Anyway, the whole experience was....well...a lot of crap. Literally.
Throughout the entire process, I was almost completely dependent on other people. It felt like being a child confined to time out in a boring hospital bed (in fact they did have a bed alarm if I tried to escape). Anytime I needed something, anytime I had to go to the bathroom, needed a drink, needed the light turned off, wanted the shade closed, was in pain, etc., I had to call a nurse. Which meant pretty much every hour, I was pressing the little nurse call button.
Not only that, but even getting to the hospital (and from it), my friend Nicole had to drive me. She had to go and get my clothes, get my food (when I was allowed to eat, at least), take care of things at my apartment and a lot of other sometimes embarrassing-for-me details.
Now, being someone who has been single and has lived alone almost my entire adult life, sitting on a hospital bed like a kid retraining my bowels to work properly again was not only physically miserably, but emotionally disastrous.
I was weak. And dependent on other people. And it felt terrible. And humbling. And connecting. And painfully intimate. And all of those things that as grown ups we somehow forget are an important part of life.
You see when Paul talked about God using the "weak things" (1 Cor. 1:27) to show His strength, he was saying that if you're weak, GOOD! You get to be used by God. If you're not, no problem. Becoming weak is a lot easier than getting strong (trust me- 4+ years of working out at the gym and I still weigh the same as my senior year in high school). I mean becoming weak doesn't feel great, but I promise it's worth it. And if you still find it hard to become weak, compare yourself to God. Trust me, you could be a WWE champion and compared to Him, you're weak. W-E-A-K.

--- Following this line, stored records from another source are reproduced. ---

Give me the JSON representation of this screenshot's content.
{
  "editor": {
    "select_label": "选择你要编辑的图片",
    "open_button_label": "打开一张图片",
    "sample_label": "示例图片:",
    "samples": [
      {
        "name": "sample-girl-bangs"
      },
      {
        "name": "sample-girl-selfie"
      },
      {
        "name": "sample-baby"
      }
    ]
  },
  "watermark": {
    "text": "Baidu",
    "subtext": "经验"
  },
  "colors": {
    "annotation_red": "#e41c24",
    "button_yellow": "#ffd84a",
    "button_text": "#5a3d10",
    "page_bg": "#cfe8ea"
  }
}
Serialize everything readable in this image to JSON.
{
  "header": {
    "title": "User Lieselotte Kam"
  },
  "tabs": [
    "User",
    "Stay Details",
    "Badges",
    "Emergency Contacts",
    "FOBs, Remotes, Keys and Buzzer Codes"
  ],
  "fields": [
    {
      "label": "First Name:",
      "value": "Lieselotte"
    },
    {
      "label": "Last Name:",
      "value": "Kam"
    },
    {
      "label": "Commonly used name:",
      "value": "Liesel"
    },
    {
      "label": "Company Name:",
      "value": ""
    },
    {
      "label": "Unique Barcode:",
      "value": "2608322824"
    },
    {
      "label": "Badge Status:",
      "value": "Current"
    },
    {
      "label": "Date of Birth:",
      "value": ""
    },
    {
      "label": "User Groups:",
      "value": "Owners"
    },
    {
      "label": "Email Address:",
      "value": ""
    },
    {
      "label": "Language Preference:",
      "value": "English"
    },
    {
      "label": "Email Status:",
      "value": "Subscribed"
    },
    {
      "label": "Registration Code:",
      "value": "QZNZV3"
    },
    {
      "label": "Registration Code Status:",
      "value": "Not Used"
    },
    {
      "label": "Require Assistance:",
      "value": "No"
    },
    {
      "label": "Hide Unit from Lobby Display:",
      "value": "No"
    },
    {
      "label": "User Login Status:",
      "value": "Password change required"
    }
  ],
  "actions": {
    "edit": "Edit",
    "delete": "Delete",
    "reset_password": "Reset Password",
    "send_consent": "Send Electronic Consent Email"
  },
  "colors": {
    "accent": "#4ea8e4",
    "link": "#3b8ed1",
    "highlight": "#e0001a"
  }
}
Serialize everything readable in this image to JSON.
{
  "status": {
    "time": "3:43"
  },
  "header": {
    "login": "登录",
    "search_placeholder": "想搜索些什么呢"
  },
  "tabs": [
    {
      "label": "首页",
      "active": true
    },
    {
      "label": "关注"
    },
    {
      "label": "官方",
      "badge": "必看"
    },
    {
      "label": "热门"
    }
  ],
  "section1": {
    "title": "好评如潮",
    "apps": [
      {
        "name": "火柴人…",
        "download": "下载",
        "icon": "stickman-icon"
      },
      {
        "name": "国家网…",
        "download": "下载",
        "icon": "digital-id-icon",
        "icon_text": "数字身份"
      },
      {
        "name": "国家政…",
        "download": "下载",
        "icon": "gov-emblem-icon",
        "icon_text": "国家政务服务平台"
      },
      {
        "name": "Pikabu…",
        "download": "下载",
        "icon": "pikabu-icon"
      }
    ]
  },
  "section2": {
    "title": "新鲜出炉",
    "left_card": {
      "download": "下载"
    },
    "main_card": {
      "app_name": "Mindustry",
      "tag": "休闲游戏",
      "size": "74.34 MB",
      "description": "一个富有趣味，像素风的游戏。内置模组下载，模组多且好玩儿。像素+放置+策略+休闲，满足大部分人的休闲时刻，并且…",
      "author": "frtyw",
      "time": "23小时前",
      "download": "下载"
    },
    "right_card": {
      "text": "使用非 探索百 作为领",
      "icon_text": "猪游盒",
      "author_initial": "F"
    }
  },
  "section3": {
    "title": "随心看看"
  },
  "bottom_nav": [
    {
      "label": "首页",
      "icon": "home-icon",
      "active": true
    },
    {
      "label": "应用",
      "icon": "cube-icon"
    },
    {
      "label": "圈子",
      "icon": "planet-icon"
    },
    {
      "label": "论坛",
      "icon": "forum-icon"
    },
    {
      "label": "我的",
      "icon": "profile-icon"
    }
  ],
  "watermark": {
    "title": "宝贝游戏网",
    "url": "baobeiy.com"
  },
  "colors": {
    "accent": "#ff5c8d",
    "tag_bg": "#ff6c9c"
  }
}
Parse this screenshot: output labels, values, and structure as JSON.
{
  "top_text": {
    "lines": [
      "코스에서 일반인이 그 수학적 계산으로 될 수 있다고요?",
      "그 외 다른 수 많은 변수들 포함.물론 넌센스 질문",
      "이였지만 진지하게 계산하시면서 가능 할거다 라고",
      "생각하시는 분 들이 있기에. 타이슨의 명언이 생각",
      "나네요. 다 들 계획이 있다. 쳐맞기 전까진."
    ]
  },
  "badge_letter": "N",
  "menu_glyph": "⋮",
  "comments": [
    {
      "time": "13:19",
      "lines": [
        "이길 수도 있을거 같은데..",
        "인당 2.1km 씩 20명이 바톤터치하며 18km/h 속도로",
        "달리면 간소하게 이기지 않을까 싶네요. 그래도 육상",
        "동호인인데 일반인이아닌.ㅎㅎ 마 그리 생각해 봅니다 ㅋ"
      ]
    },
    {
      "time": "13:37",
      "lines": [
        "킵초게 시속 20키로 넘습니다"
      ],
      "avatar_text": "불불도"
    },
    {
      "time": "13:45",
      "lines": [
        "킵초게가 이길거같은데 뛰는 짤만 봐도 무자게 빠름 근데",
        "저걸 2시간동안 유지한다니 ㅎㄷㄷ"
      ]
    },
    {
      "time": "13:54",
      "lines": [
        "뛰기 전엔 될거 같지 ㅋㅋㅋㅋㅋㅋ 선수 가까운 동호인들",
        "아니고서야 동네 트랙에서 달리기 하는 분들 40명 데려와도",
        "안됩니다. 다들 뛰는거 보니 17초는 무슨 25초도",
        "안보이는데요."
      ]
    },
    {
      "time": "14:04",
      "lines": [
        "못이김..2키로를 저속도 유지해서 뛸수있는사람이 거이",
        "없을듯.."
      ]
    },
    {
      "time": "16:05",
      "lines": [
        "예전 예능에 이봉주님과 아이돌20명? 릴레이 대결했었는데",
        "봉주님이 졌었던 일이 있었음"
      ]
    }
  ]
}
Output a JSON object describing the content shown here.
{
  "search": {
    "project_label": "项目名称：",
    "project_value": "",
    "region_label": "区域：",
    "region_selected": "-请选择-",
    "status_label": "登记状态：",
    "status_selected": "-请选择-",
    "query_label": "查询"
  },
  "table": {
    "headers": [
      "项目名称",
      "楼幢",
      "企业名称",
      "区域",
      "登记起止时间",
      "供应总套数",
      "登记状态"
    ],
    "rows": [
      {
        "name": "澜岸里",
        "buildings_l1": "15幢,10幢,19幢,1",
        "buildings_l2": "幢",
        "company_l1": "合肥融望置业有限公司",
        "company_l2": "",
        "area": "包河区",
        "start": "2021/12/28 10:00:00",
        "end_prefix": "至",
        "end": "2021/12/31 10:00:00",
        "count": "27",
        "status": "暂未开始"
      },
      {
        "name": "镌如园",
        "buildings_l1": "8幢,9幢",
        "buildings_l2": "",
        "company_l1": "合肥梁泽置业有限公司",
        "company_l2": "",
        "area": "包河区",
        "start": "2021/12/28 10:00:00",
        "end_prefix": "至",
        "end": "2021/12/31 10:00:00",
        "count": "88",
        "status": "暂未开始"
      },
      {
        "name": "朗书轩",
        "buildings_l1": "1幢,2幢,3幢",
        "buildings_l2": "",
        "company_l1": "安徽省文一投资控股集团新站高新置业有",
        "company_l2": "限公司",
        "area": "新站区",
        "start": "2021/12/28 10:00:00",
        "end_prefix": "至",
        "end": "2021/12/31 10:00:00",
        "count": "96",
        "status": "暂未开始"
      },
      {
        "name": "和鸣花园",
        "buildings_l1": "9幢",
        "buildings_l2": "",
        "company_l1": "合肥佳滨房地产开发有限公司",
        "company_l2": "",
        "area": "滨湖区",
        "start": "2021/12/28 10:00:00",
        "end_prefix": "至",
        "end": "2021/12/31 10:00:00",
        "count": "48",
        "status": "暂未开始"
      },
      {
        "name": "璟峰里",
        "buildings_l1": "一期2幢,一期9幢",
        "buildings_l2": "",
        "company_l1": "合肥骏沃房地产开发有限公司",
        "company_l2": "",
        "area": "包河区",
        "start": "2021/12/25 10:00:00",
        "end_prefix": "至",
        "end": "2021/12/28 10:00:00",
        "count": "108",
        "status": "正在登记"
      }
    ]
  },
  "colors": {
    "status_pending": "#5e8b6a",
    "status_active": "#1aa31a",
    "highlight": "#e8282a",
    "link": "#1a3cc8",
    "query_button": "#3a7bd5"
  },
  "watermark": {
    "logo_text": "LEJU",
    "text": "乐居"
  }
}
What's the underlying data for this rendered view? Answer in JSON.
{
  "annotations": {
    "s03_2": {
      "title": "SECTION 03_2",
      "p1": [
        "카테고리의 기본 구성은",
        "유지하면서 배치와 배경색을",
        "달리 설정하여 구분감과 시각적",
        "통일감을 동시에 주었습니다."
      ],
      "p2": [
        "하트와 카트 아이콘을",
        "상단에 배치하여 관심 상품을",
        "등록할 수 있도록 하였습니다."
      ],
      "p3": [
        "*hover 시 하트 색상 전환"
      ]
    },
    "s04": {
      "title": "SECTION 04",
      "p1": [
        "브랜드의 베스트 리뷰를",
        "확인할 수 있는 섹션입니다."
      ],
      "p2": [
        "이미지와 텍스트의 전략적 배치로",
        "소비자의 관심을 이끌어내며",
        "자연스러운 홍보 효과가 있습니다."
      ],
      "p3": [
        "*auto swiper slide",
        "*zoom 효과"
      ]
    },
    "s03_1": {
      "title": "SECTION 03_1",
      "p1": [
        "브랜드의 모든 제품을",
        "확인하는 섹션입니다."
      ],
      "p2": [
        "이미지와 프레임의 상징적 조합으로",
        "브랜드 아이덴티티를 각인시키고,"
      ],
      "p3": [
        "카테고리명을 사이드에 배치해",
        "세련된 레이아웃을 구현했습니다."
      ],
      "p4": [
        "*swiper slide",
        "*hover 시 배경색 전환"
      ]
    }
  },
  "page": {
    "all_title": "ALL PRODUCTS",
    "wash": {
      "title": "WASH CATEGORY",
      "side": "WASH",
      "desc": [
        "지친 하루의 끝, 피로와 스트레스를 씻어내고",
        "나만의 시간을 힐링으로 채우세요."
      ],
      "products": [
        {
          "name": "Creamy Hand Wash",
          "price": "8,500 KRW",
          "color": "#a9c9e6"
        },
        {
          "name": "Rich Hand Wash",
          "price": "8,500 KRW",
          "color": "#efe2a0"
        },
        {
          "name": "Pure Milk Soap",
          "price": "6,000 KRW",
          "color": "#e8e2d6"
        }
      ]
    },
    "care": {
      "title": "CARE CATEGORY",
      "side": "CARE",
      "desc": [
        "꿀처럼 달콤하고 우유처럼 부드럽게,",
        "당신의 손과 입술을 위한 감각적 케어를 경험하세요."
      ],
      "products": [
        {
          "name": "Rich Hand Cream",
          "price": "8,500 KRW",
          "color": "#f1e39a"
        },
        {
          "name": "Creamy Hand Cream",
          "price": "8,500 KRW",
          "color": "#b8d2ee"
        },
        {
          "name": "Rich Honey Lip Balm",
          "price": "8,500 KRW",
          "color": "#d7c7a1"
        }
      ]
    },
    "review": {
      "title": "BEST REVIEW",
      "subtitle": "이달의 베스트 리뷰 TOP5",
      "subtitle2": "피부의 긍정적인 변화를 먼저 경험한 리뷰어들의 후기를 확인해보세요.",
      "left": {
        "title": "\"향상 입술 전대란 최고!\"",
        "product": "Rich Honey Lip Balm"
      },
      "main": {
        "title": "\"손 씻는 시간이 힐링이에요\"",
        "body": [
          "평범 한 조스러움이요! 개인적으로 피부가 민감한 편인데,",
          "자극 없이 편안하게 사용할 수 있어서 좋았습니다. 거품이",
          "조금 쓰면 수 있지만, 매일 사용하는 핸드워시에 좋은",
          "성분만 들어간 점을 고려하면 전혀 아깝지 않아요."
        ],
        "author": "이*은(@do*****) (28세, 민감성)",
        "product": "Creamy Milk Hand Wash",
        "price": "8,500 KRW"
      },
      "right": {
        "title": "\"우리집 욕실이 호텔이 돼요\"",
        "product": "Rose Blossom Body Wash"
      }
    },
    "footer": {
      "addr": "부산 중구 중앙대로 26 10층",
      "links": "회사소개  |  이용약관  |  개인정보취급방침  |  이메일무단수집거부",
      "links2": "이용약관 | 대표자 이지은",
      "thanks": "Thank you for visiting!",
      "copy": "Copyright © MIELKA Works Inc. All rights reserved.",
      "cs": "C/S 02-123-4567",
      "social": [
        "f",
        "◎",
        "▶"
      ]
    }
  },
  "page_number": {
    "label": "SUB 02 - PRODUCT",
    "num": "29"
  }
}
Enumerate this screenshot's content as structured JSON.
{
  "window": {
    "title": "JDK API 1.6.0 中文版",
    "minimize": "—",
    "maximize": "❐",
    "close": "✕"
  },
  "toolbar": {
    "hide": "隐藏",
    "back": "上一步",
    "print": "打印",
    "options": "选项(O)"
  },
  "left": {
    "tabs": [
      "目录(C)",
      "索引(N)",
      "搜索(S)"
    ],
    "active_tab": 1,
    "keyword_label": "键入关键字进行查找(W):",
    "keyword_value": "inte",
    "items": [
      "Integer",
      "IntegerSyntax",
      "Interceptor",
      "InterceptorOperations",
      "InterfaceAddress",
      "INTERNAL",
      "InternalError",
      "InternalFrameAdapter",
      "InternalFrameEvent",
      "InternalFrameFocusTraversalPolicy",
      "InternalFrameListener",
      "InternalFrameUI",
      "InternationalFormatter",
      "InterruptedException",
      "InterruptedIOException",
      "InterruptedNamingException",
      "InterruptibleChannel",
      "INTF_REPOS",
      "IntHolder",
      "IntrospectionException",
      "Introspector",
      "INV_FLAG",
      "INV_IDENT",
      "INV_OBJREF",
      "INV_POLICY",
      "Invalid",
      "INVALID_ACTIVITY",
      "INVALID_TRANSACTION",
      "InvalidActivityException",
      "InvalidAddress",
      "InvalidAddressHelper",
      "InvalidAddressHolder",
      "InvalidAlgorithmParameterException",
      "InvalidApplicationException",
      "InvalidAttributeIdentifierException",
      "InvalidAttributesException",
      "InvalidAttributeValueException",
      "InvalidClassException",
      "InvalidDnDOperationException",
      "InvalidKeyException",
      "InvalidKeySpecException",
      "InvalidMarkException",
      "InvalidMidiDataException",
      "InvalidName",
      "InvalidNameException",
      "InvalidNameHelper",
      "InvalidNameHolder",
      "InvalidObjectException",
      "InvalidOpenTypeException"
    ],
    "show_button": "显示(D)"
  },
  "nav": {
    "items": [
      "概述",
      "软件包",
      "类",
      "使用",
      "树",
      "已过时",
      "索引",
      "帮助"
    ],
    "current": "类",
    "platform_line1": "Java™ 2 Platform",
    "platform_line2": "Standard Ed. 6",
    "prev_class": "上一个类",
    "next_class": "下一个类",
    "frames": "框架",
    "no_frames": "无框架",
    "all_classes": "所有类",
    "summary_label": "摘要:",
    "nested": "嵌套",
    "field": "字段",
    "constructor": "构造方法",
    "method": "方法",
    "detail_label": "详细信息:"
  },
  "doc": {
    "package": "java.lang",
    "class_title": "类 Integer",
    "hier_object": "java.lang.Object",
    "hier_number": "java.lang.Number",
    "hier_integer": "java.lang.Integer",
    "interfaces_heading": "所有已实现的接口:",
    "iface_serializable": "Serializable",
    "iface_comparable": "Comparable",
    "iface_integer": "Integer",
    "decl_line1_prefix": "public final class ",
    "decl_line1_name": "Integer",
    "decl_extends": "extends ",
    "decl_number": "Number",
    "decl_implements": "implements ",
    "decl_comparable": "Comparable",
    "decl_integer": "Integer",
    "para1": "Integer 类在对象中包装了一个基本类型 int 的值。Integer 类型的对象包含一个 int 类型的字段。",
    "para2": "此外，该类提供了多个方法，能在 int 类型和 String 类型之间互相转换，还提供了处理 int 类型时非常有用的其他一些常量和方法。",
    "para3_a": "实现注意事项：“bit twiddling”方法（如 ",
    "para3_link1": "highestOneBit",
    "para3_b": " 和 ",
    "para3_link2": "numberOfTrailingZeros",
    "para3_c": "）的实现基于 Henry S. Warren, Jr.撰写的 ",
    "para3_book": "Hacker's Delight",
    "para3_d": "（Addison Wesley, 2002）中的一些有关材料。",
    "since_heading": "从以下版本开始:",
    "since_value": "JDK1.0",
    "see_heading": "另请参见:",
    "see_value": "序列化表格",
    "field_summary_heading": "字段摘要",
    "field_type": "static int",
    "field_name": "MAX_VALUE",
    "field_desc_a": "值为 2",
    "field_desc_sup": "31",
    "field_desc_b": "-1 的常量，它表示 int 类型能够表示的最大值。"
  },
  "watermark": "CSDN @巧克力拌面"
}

And one of the most profound things I learned about being weak, other than being able to be used, is that other people around us get to be used as well. And we get to be connected to them. I didn't share very much publicly during my hospital visit because I didn't want to be bombarded by many well-wishing but emotionally and physically draining visitors while I was doing a colonoscopy prep (last detail I promise), but the few people that did know took on a huge responsibility of showing me love. And I'll be the first to say that I'm not always the best at accepting help (i.e. receiving love and having my needs met by others).
But there's something about being weak that makes us vulnerable to love.
Weakness is strength. Learn how to use it. Learn how to become it. Learn how to enjoy it.